Last week I read a great article called The One Question You Should Ask Your Child Tonight . And so naturally that night during dinner, I posed it to my girls:
How can I help you feel loved?
I had to smile at the certain predictability of my kids– I knew one would think this was a super meaningful discussion and she was happy to be having it while the other would start to act a little goofy and feel uncomfortable at the vulnerability of it all. I gave them a couple options to break the ice and from there it was smooth sailing.
The best part of asking a question like this?
The answers are deliciously surprising and simple.
I feel loved when you call me love names. When you rub my back. When you randomly text me. When you tell stories from when I was a baby. When we go to Starbucks together. When we laugh and joke around. When we get in your bed and read or talk. When you help me decide what to wear.
It turns out the things kids want most are the easiest, most inexpensive luxuries we already possess: Time and attention.
To be seen and heard.
And if you’re a parent, you’ve surely witnessed the acting out that comes from a child who hasn’t been seen or heard deeply enough. They find unhealthy ways to make it happen and force your attention on them.
It’s a few day later now and in the wake of the tragedy in France, I’ve been dialoguing and debating the refugee crisis online with strangers. During one such conversation, there was one man in particular who was extremely insulting, aggressive and downright mean to everyone. He was so blatantly condescending it almost became comical.
But you begin to wonder about a person who acts so openly hostile to others. And though I was frustrated, it actually made me feel a little sad. Here we were, the lot of us, feeling a little raw and thoughtful and desperately trying to make sense of how to approach such tenuous world affairs–with so much at stake– and this man was being so childish.

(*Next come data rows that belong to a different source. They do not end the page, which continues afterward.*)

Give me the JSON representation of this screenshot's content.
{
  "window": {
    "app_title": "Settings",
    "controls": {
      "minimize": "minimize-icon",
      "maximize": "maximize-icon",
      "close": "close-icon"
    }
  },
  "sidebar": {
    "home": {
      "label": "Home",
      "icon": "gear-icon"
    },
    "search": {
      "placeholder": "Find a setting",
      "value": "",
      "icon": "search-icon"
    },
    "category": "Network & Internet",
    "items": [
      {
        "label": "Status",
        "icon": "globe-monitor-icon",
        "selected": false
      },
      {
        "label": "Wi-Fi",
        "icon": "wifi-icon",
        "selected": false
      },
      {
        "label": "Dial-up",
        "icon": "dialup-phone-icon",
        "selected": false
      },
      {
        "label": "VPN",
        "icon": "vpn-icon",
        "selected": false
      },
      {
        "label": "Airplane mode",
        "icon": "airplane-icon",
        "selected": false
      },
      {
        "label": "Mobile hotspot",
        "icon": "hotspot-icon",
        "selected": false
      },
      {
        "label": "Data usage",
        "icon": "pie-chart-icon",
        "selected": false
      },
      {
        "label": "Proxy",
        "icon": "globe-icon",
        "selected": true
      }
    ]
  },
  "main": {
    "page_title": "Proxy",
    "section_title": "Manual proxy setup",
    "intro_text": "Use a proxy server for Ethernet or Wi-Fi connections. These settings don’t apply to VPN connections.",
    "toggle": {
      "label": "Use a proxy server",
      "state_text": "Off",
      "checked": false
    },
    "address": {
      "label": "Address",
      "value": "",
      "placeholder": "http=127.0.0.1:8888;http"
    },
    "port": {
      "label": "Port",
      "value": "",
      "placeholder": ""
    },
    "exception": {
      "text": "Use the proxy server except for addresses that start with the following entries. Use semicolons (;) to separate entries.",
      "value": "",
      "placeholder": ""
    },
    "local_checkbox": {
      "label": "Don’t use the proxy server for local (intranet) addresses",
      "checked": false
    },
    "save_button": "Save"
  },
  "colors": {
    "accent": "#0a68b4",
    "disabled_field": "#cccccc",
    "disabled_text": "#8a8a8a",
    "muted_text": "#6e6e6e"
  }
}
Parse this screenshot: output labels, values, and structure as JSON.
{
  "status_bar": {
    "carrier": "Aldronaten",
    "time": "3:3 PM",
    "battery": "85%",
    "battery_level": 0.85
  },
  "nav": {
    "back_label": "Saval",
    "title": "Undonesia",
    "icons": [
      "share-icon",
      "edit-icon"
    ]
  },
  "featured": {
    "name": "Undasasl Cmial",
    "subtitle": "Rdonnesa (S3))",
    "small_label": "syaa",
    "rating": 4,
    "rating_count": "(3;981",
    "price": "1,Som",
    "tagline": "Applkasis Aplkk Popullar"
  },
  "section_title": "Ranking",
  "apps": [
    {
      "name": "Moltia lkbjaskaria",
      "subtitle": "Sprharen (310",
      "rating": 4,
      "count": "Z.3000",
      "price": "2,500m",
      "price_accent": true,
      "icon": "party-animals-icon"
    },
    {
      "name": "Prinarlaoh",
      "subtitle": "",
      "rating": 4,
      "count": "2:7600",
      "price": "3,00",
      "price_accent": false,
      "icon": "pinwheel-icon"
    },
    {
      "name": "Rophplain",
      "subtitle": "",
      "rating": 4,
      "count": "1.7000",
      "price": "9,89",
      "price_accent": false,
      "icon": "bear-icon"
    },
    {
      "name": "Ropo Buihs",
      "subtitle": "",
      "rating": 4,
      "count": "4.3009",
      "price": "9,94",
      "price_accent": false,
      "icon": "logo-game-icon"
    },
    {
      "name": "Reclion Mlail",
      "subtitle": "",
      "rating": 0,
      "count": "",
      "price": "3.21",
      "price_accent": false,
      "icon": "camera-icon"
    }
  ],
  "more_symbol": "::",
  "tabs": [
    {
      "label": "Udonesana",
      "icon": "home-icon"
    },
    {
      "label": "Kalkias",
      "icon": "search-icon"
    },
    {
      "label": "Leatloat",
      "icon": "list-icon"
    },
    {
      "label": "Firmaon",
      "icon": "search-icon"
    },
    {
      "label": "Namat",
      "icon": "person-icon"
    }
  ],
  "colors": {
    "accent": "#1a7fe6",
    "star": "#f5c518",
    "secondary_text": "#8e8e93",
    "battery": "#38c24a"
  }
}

And somehow, I thought of the article I had read and I started to wonder…What would make this man feel loved?
I sat wondering if perhaps his entire life he had not felt seen or heard and behaving this way was the only time people paid attention to him. (Because as is common in these situations, the attention unfortunately drifts from the matter at hand to the jackass attacking everyone.)
It was a clear illustration to me of what happens when unheard, unseen little people grow up into unseen, unheard big people.
It’s ugly. And harsh. And destructive.
And so I’m going to ask my kids from time to time what they need to feel loved. And I’m going to ask the older one too, even though he’s out of the house now. Because over the years, things didn’t always go so well around here and I’m not so sure everyone always felt seen and heard.
I’m telling you this because I believe it’s never too late. When you know better, you do better. It takes courage and vulnerability to ask, but I’m betting the rewards are going to be worth the risk.
And I’m going to believe that it’s healing for parents of any age,
to ask children of any age
how to love them better.
And I’m sending hope and light and goodness to the mean guy on the Internet. I hope someone sees you and hears you today, sir. And that it softens your heart and changes your life.